In reading my journal from that first trip, Israel’s Arab citizens are invisible. Palestinians existed only shadow figures reflected in conversations of risks and dangers. I was joyful about connecting with “my” history, with meeting Israeli Jewish friends and talking about Israeli politics. Palestinians were present then only as the other to be feared. Their presence in the land was limited to a few abandoned cities and “quaint” Bedouin encampments encountered on the way to another place of Jewish importance.
On that first trip, I could ignore the reality of this troubled land. I could ignore a more complicated history of Jewish settlement, perhaps more actively described as colonization, which replaced and erased Palestinian life. I resonated with the words I heard from A. B. Yehoshua, the noted Israeli novelist, who in a Haifa University classroom looking out on the Mediterranean Sea had told me that only by being in a Jewish state, one where time, garbage, and politics existed within a Jewish context, could I be a Whole Jew. And, he went on, living in the diaspora I would only be a half-Jew. I resonated as only one who lived and worked in a Jewish bubble could. I saw Israel as very special and it drew me back, trip after trip, like nowhere else on the earth.
But each trip back did something surprising. Rather than reinforce my myopic allegiance to the fantasy Israel, it allowed me to see a reality that was more troubling. Those feelings could only live as long as the reality of Palestinian life and history had no place in my experience. It became less and less possible to be in Israel, to keep up with news about Israel without seeing the darker reality.
On one trip, as I walked along the wall of the Old City of Jerusalem, it became starkly clear that the Arab Quarter was very different from the Jewish Quarter. Different not just because Jews lived in one neighborhood and Palestinians in another. It was different because the trash was picked up by the city in one place and not in the other because there was new construction in one area and not in the other. It was different because there was a sense that one was “ours” and the other “theirs” and never the difference should be forgotten.
Trip by trip it became clearer that there was a side of Israel, the Jewish state, which was brutal and inhuman. It was there to be seen at the checkpoints, at the wall that separated one from the other, at the border crossings. By policy and action, Israel treated an entire population as “the other”, “the lesser other.” It became clearer where power resided and who had responsibility for the situation on the ground, the poverty and ghettoization that marked Palestinian lives.
And as I saw this more clearly, I also began to be open to another narrative, a Palestinian narrative. In 2013, Israeli Journalist and liberal Zionist Ari Shavit published the dual narratives that were running around my head when he published “My Promised Land.” Here’s Leon Weiseltier’s synopsis of what I was now ready to recognize:

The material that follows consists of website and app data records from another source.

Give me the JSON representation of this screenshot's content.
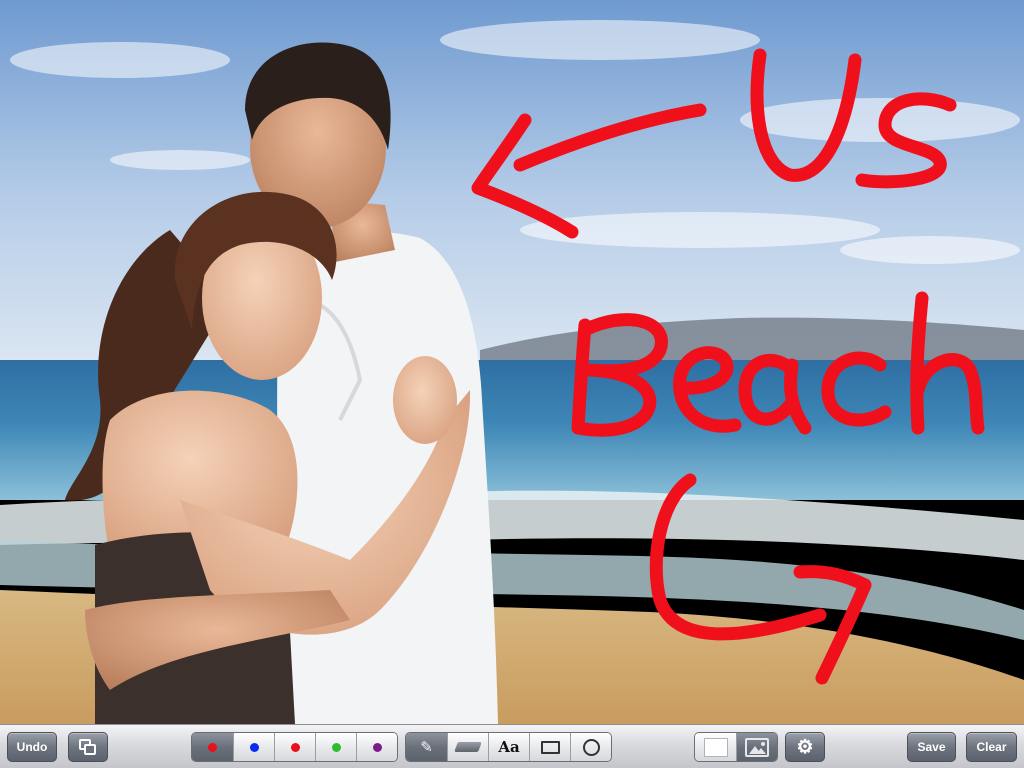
{
  "canvas": {
    "annotation_color": "#f0101c",
    "annotations": [
      {
        "name": "handwritten-us"
      },
      {
        "name": "handwritten-beach"
      }
    ]
  },
  "toolbar": {
    "undo_label": "Undo",
    "duplicate_icon": "layers-icon",
    "colors": [
      {
        "name": "red",
        "hex": "#e8101c",
        "selected": true
      },
      {
        "name": "blue",
        "hex": "#0b2cf0",
        "selected": false
      },
      {
        "name": "red",
        "hex": "#e8101c",
        "selected": false
      },
      {
        "name": "green",
        "hex": "#2fbd2f",
        "selected": false
      },
      {
        "name": "purple",
        "hex": "#7d1a8c",
        "selected": false
      }
    ],
    "tools": {
      "pen_icon": "pencil-icon",
      "eraser_icon": "eraser-icon",
      "text_label": "Aa",
      "rect_icon": "rectangle-icon",
      "circle_icon": "circle-icon",
      "active_tool": "pencil"
    },
    "background": {
      "blank_icon": "blank-page-icon",
      "photo_icon": "photo-icon",
      "active": "photo"
    },
    "settings_icon": "gear-icon",
    "save_label": "Save",
    "clear_label": "Clear"
  }
}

“ He proposes that Zionism was historically miraculous and he proposes that Zionism was historically culpable. “From the beginning, Zionism skated on thin ice”: There were another people living in the same land. “The miracle is based on denial,” he bluntly remarks. “Bulldozers razed Palestinian villages, warrants confiscated Palestinian land, laws revoked Palestinians’ citizenship and annulled their homeland.” Shavit’s narrative of the massacre and expulsion of the Arabs of Lydda by Israeli forces in the war of 1948 is a sickening tour de force, even if it is not, in his view, all one needs to know about the war or the country. “The choice is stark,” he unflinchingly declares: “Either reject Zionism because of Lydda or accept Zionism along with Lydda…Shavit makes his choice. He does not reject Zionism, though he does not make excuses either. He condemns the perpetrators of the crimes, but he does not condemn the war for survival and self-determination in which the crimes were committed: “If need be, I’ll stand by the damned. Because I know that if it wasn’t for them, the state of Israel would not have been born. . . . They did the dirty, filthy work that enables my people, myself, my daughter and my sons to live.””
I could no longer ignore that “dirty work” had been done. I could no longer look at the results, the creation of a Jewish homeland after thousands of years of exile, more than I can accept the American mythology that erases Native American history, Black history, and white, Christian culpability.

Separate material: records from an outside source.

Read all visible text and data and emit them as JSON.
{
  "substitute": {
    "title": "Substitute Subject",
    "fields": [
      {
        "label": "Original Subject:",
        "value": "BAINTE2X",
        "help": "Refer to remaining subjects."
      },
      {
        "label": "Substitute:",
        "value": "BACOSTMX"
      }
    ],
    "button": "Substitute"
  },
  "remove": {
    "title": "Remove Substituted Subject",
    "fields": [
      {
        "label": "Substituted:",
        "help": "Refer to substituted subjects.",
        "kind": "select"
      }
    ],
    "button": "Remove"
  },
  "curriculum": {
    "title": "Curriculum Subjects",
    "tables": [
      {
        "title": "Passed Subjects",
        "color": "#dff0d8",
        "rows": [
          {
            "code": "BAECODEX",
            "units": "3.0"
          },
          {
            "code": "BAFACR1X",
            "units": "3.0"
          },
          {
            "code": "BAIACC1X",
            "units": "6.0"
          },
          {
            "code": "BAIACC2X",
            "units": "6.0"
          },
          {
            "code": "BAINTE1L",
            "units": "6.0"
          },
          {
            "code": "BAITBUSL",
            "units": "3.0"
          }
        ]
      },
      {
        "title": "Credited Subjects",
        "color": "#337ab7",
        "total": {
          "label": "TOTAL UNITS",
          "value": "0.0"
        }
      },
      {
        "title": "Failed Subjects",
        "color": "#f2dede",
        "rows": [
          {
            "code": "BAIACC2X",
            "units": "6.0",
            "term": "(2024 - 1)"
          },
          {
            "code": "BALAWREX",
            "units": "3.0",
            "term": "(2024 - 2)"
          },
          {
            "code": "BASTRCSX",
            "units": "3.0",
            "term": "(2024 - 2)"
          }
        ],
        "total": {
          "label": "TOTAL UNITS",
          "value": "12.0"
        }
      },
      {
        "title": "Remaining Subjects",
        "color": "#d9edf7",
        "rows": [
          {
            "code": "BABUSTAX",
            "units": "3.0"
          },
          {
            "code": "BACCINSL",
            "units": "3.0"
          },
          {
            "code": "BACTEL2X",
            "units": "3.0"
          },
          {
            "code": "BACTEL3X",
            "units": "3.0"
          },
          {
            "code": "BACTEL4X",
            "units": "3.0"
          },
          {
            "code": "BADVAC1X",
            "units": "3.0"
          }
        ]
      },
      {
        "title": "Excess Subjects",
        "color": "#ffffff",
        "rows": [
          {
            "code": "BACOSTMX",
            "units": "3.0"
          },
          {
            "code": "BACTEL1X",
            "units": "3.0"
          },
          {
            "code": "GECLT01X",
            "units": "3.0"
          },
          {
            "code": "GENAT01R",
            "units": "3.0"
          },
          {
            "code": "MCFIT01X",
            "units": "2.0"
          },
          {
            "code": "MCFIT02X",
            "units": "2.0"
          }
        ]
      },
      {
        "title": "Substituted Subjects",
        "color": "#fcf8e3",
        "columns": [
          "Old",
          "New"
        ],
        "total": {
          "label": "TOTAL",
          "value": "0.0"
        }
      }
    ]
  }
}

Earlier this week Peter Beinart used his weekly video blog for a reflection on his similar mixed emotions during his current visit to Israel/Palestine. Entitled, Divided Against Myself in Israel-Palestine, Beinart in a short 15 minutes (and I think it is well worth your viewing his entire v-blog) captures the two sides of my relationship with Israel: a warmth and connection, next to an active anger bordering on hatred for what it has become, and frustration (?)at the impossibility of having a serious discussion about this troubled reality..

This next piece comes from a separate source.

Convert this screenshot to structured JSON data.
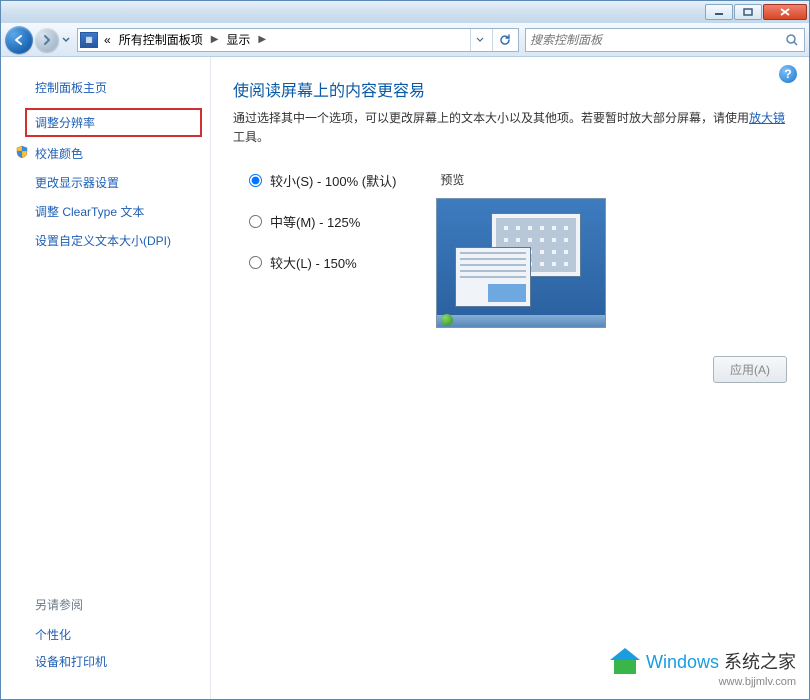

And it is an impossibility.
Days ago, Rep. Pramila Jayapal, the head of the Congressional Progressive Caucus spoke to an audience of progressives which included a number of Palestinian Americans demanding recognition of their people’s reality. They were doing nothing more than any other oppressed minority is called upon to do, asking for recognition of their reality. She responded by telling them she could do that, see the world through their eyes and recognize their reality:
“As somebody who’s been in the streets and participated in a lot of demonstrations, I want you to know that we have been fighting to make it clear that Israel is a racist state, that the Palestinian people deserve self-determination and autonomy, that the dream of a two-state solution is slipping away from us, that it does not even feel possible…while we may have arguments with whether or not some of us on stage are fighting hard enough, there is an organized opposition on the other …”
But in daring to do this Jayapal crossed the line and shuts down any debate. Calling Israel, a racist state is just not to be allowed. Israel is to be protected from its own reality. Unlike Shavit, we are not allowed to recognize that racism is the justifiable price that the Israeli government has and is willing to pay for their dream of a Jewish homeland. Calling them out, as Jayapal did, is not to be allowed.
And so, the might of the pro-Israel community across our country punches back with full force. It is not a matter to be discussed, it is a matter to be damned as not wrong on the facts but out of bounds because it is “antisemitic.” As reported by Axios, “A group of seven Democratic members of Congress, all Jewish, drew up a letter of protest against Jayapal’s remark, seeking to equate criticism of Israel with antisemitism…’Israel is the legitimate homeland of the Jewish people and efforts to delegitimize and demonize it are not only dangerous and antisemitic, but they also undermine America’s national security. We will never allow anti-Zionist voices that embolden antisemitism to hijack the…country.”
And Jayapal backs down and meekly apologizes for recognizing a truth. And the House of Representatives votes, including Rep Jayapal, votes for a resolution that in less than one-page wipes away every nuance, every troubling fact, every hint of reality:
“That it is the sense of Congress that
(1) the State of Israel is not a racist or apartheid state
(2) Congress rejects all forms of antisemitism and xenophobia; and
(3) the United States will always be a staunch partner and supporter of Israel.”
This is the world I live in. I remain ambivalent. Israel is/Palestine is a place that calls me back. It draws me back with a sense that my history is tied to that land. It draws me back to a land of beauty and with a sense of how much history was beneath my feet with each step.
But also, it is a land that is not just mine where, in my name, another people are being wiped away day by day, policy by policy.
I know that we will only see justice when we are able to see injustice. I know that my Jewish people cannot find redemption through acts of violence, bigotry, and hatred. I know that we cannot reclaim our history by erasing our history.
And I feel very alone in what I know.